Husband: “When I grew-up the bathroom floor was so clean you could eat off it.”
Wife: “I’m not planning on eating off our bathroom floor.”
Husband: “My mom irons everything, including sheets and underwear.”
Wife: “I do the bake and shake version- Dry. Shake. Go.”
As a new bride, I thought it best to quickly lower my groom’s expectations.
He wasn’t the only one who had big ideas of what should be. I expected my husband to clear the driveway the moment snow began to accumulate, just like my dad did. I mean really, didn’t all men do that? But Tom was good with putting the car in four-wheel-drive.
Tracks on driveway, no problem for him. A few wrinkles in the clothes, no worries for me.
And life still goes on.
We all come into marriage, into families with preconceived ideas. Those standards are often not for ourselves but for our spouse. (I’ve noticed the bar I set for Tom is quite high. Yet, I generously give myself more room to move… Yep- works for me!)
Talking and adjusting.
Let’s begin by picking out what is important and what is just a preference. These seemingly small notions can morph into unresolved resentments and bigger issues if we don’t verbalize our vision of what should be. Then the discussion of what can be can take place. Marriage is a union that brings together two people raised in two different homes. Of course there will be differences.
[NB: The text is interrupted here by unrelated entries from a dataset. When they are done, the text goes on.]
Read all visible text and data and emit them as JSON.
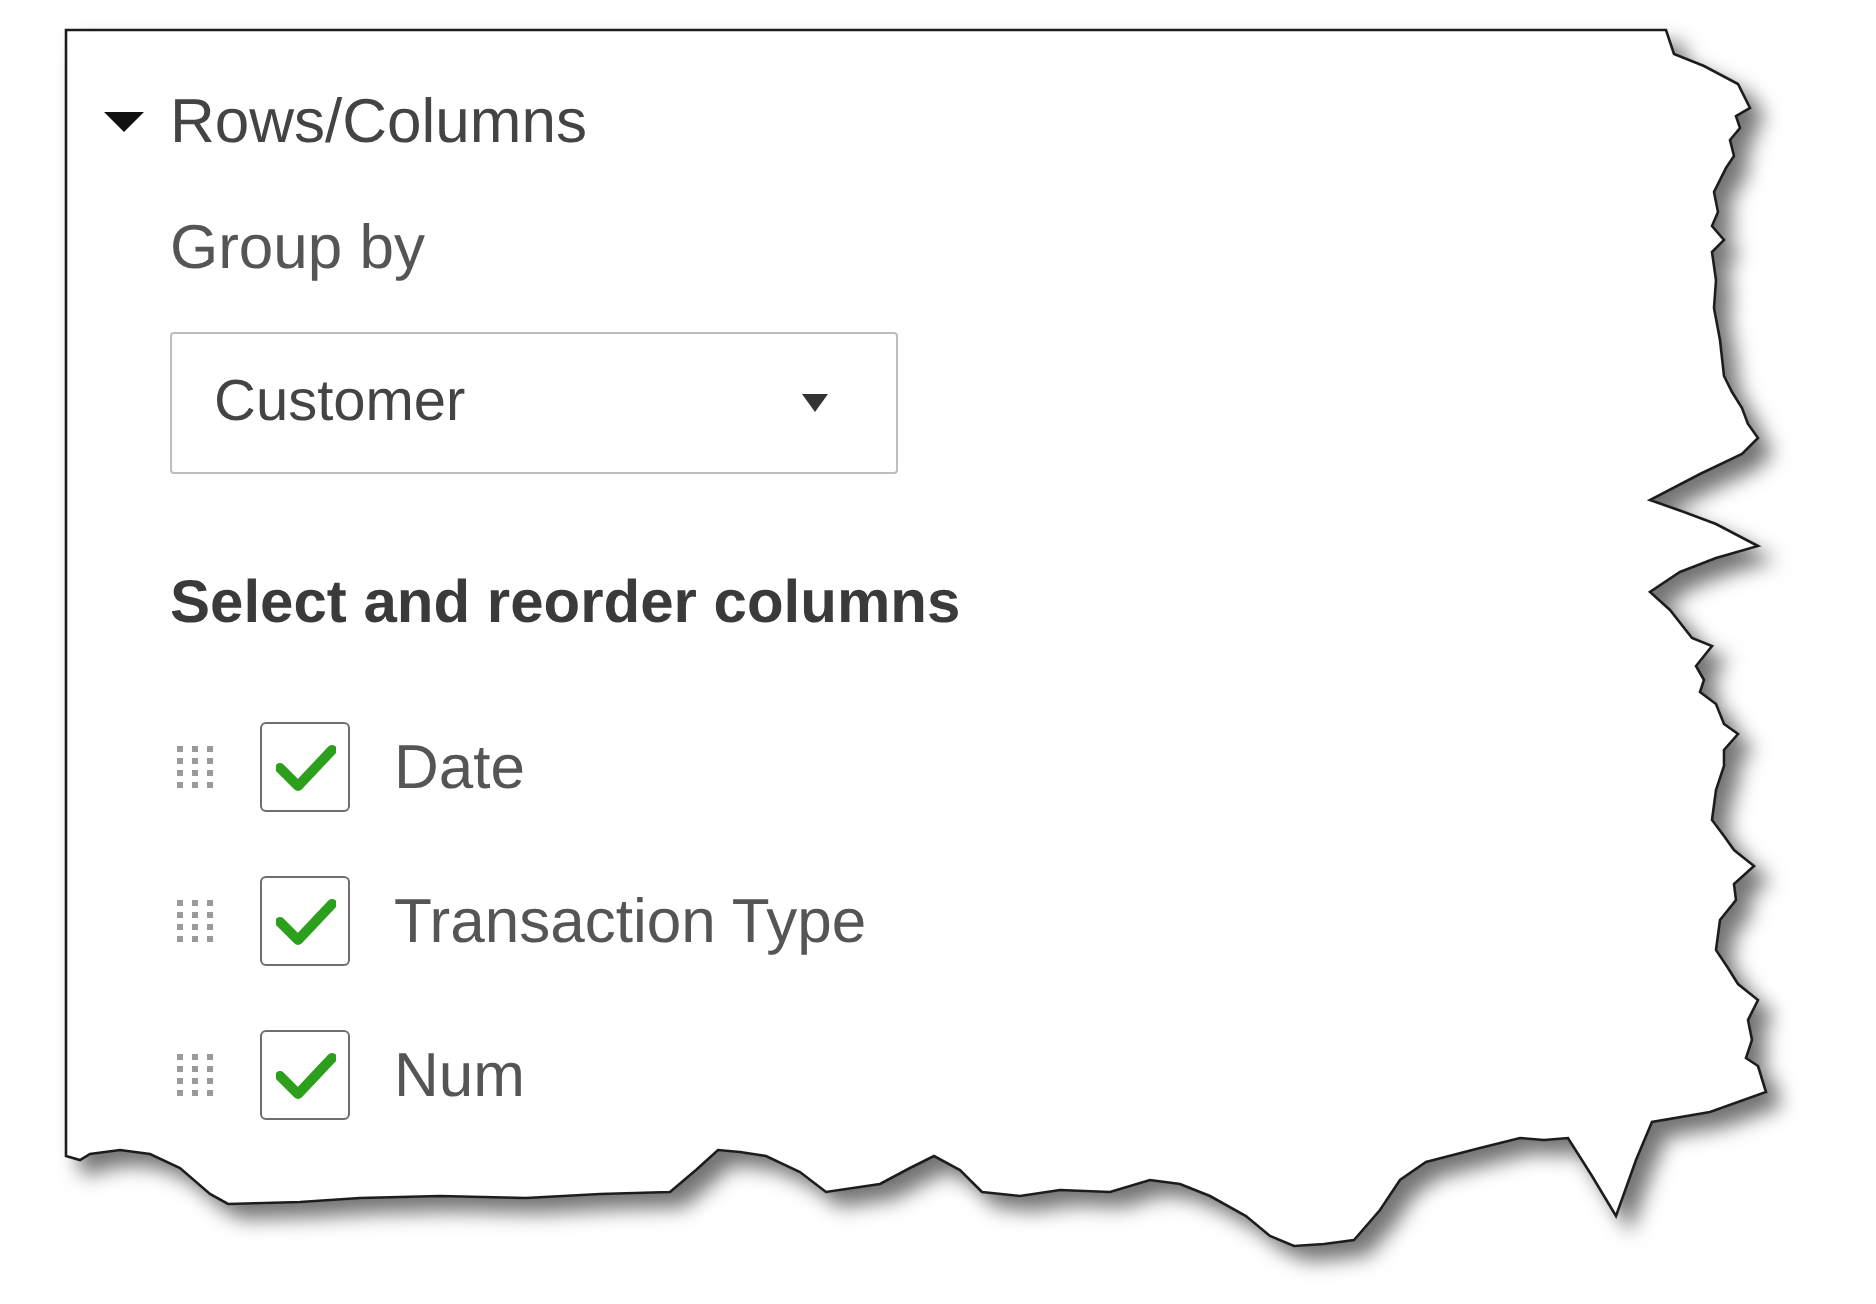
{
  "section": {
    "title": "Rows/Columns",
    "expanded": true
  },
  "group_by": {
    "label": "Group by",
    "value": "Customer"
  },
  "columns_heading": "Select and reorder columns",
  "columns": [
    {
      "label": "Date",
      "checked": true
    },
    {
      "label": "Transaction Type",
      "checked": true
    },
    {
      "label": "Num",
      "checked": true
    }
  ]
}
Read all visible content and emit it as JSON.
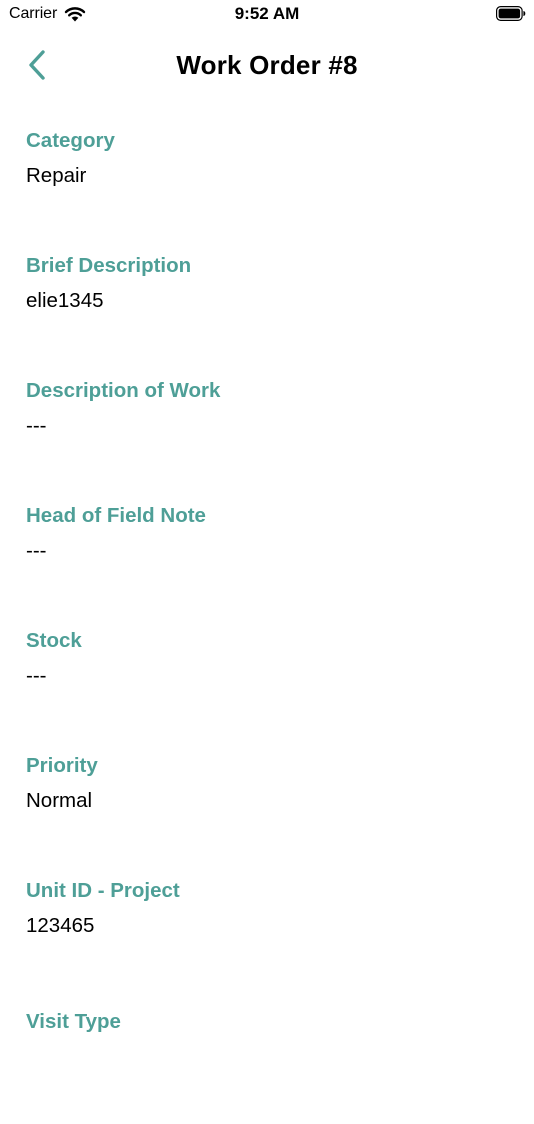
{
  "status_bar": {
    "carrier": "Carrier",
    "time": "9:52 AM",
    "wifi_icon": "wifi-icon",
    "battery_icon": "battery-icon"
  },
  "nav": {
    "title": "Work Order #8",
    "back_icon": "chevron-left-icon"
  },
  "theme": {
    "accent": "#4e9f97"
  },
  "fields": [
    {
      "label": "Category",
      "value": "Repair"
    },
    {
      "label": "Brief Description",
      "value": "elie1345"
    },
    {
      "label": "Description of Work",
      "value": "---"
    },
    {
      "label": "Head of Field Note",
      "value": "---"
    },
    {
      "label": "Stock",
      "value": "---"
    },
    {
      "label": "Priority",
      "value": "Normal"
    },
    {
      "label": "Unit ID - Project",
      "value": "123465"
    },
    {
      "label": "Visit Type"
    }
  ]
}
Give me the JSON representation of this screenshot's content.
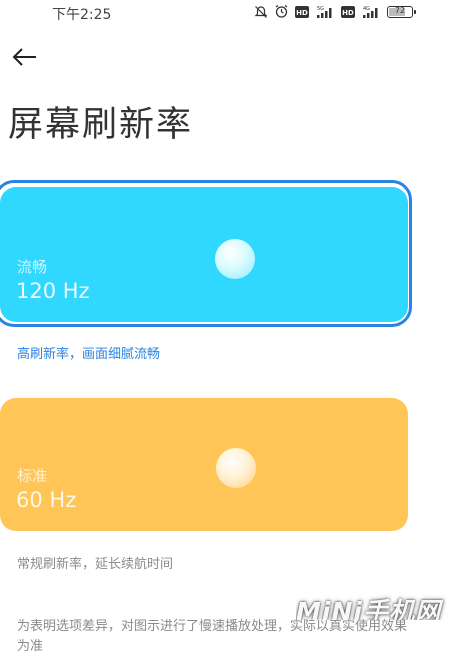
{
  "status_bar": {
    "time": "下午2:25",
    "icons": [
      "mute-icon",
      "alarm-icon",
      "hd-icon",
      "signal-5g-icon",
      "hd-icon",
      "signal-4g-icon",
      "battery-icon"
    ],
    "battery_level": "72",
    "network_1": "5G",
    "network_2": "4G"
  },
  "header": {
    "back_icon": "arrow-left-icon",
    "title": "屏幕刷新率"
  },
  "options": [
    {
      "label": "流畅",
      "value": "120 Hz",
      "description": "高刷新率，画面细腻流畅",
      "selected": true,
      "color": "#30d8ff"
    },
    {
      "label": "标准",
      "value": "60 Hz",
      "description": "常规刷新率，延长续航时间",
      "selected": false,
      "color": "#ffc657"
    }
  ],
  "note": "为表明选项差异，对图示进行了慢速播放处理，实际以真实使用效果为准",
  "watermark": "MiNi手机网",
  "colors": {
    "accent": "#2a83e3",
    "muted_text": "#8a8a8a"
  }
}
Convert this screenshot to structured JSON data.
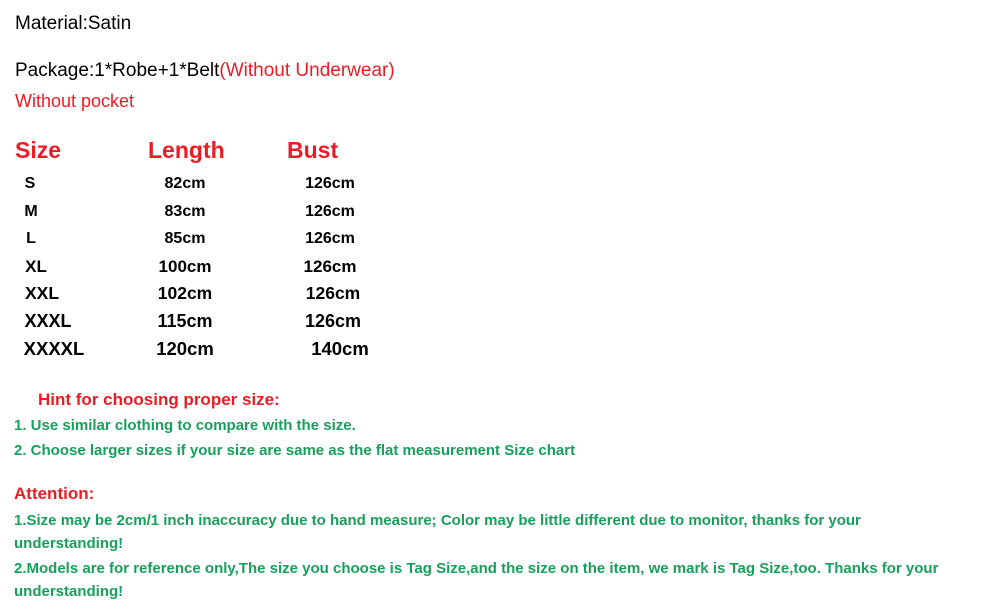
{
  "intro": {
    "material": "Material:Satin",
    "package_black": "Package:1*Robe+1*Belt",
    "package_red": "(Without Underwear)",
    "pocket": "Without pocket"
  },
  "size_chart": {
    "headers": [
      "Size",
      "Length",
      "Bust"
    ],
    "rows": [
      {
        "size": "S",
        "length": "82cm",
        "bust": "126cm"
      },
      {
        "size": "M",
        "length": "83cm",
        "bust": "126cm"
      },
      {
        "size": "L",
        "length": "85cm",
        "bust": "126cm"
      },
      {
        "size": "XL",
        "length": "100cm",
        "bust": "126cm"
      },
      {
        "size": "XXL",
        "length": "102cm",
        "bust": "126cm"
      },
      {
        "size": "XXXL",
        "length": "115cm",
        "bust": "126cm"
      },
      {
        "size": "XXXXL",
        "length": "120cm",
        "bust": "140cm"
      }
    ]
  },
  "hint": {
    "title": "Hint for choosing proper size:",
    "items": [
      "1. Use similar clothing to compare with the size.",
      "2. Choose larger sizes if your size are same as the flat measurement Size chart"
    ]
  },
  "attention": {
    "title": "Attention:",
    "items": [
      "1.Size may be 2cm/1 inch inaccuracy due to hand measure; Color may be little different   due to monitor, thanks for your understanding!",
      "2.Models are for reference only,The size you choose is Tag Size,and the size on the item,  we mark is Tag Size,too. Thanks for your understanding!"
    ]
  },
  "colors": {
    "red": "#ED1C24",
    "green": "#17A05B",
    "black": "#000000",
    "background": "#FFFFFF"
  }
}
Husbands and wives need to find a way to tailor their life together so the fit is right for both individuals.
So…the next time you begin a sentence to your mate starting with the words, should or ought–S.T.A.L.L.
Talk about what you were hoping, expecting, thinking.
Ask, “Would you be able to…”
Listen to the answer.
Learn together how to tailor the best solution for your unique marriage.
It’s possible some nips and tucks might need to be made in the expectation. When two become one, both need to make room for the other. Then…don’t sweat the small stuff.
What have been some of your expectations due to your family of origin?
A man will leave his father and mother and be united to his wife,
and the two will become one flesh.
By Lori Wildenberg, licensed parent and family educator, author speaker, and co-founder of 1 Corinthians 13 Parenting.
Lori’s 4th and 1st solo book, Messy Journey: How Grace and Truth Offer the Prodigal a Way Home (New Hope Publishing) will be released May 2017. Lori is the lead mentor mom for Moms Together (a Facebook Community Page) and a contributor to a number of online magazines: Crosswalk.com, The Mom Initiative, Life Notes Cafe, ChristianParenting.org, and Her View from Home. Lori also writes the monthly Family Matters column for Red Rocks Views magazine. Catch Lori’s practical and warm-hearted faith and family blog Eternal Moments every Monday. She is available for speaking, parenting workshops, and parent consulting and coaching. Contact Lori at LoriWildenberg.com.
Click on the links to head over to Amazon to get Raising Little Kids with BIG Love and/or Raising Big Kids with Supernatural Love by Wildenberg & Danielson.